§ What to work on
If a line in the data has the string "demo", please show it.

§ Provided data

╔══

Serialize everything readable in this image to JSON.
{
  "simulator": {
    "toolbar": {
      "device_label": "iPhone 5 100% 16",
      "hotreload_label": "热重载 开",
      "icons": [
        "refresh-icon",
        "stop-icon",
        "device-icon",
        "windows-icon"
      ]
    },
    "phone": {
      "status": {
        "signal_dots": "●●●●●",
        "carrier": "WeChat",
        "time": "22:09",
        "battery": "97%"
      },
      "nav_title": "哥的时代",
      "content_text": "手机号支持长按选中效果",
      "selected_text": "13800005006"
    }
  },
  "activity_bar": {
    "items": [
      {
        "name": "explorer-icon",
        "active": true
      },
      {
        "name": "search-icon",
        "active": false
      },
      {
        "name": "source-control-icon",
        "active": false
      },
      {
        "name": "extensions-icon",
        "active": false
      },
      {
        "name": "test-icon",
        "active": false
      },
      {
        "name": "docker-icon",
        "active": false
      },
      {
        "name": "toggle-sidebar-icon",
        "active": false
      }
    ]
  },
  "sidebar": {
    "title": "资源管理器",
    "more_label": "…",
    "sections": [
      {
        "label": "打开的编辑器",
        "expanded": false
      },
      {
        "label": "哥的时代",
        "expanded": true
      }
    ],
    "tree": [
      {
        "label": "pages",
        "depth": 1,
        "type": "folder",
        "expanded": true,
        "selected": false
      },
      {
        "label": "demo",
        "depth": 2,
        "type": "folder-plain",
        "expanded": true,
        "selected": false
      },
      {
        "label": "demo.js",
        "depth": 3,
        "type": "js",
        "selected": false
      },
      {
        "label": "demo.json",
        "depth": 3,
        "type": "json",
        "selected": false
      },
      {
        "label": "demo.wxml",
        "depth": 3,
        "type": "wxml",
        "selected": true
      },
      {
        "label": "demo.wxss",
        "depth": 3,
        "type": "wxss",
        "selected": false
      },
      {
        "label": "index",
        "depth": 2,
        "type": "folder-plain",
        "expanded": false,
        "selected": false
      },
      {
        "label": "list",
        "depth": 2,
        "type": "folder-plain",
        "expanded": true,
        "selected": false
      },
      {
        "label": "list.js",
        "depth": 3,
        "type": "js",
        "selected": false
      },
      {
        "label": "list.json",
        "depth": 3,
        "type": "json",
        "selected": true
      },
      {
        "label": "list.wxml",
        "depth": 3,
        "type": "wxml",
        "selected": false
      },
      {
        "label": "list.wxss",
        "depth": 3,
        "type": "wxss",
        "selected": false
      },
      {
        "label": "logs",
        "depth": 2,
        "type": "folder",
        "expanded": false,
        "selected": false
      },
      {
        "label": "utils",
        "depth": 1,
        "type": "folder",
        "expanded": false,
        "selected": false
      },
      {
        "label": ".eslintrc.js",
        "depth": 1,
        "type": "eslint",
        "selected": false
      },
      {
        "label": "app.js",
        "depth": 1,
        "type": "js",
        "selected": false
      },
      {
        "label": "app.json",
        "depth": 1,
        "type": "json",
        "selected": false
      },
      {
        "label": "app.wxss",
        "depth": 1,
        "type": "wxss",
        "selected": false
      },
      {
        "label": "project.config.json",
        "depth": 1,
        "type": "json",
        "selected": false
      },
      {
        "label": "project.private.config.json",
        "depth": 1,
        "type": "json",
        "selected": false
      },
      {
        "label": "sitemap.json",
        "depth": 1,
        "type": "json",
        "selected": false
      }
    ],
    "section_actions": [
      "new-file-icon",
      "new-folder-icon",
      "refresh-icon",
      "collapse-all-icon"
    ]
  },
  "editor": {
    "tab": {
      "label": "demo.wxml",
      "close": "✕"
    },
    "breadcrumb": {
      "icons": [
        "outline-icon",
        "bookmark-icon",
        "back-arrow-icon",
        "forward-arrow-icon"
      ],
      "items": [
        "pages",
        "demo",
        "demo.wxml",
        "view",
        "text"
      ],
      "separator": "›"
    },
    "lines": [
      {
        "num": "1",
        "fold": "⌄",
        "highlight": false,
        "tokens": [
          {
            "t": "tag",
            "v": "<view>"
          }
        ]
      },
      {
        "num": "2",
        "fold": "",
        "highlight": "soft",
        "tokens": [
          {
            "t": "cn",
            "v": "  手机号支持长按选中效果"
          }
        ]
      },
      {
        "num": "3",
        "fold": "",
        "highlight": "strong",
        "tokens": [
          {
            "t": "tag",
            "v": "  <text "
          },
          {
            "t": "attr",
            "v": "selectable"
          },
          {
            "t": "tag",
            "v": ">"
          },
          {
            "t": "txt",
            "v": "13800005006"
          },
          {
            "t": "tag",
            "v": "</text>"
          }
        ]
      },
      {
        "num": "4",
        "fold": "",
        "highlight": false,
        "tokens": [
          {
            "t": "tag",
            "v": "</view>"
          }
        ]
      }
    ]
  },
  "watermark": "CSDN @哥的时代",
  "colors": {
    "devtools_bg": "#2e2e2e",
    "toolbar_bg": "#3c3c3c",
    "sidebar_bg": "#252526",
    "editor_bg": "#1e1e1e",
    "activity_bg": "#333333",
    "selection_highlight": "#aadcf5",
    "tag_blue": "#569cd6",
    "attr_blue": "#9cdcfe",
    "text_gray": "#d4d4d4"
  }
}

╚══

§ Solution for this task
        "label": "demo",
        "label": "demo.js",
        "label": "demo.json",
        "label": "demo.wxml",
        "label": "demo.wxss",
      "label": "demo.wxml",
        "demo",
        "demo.wxml",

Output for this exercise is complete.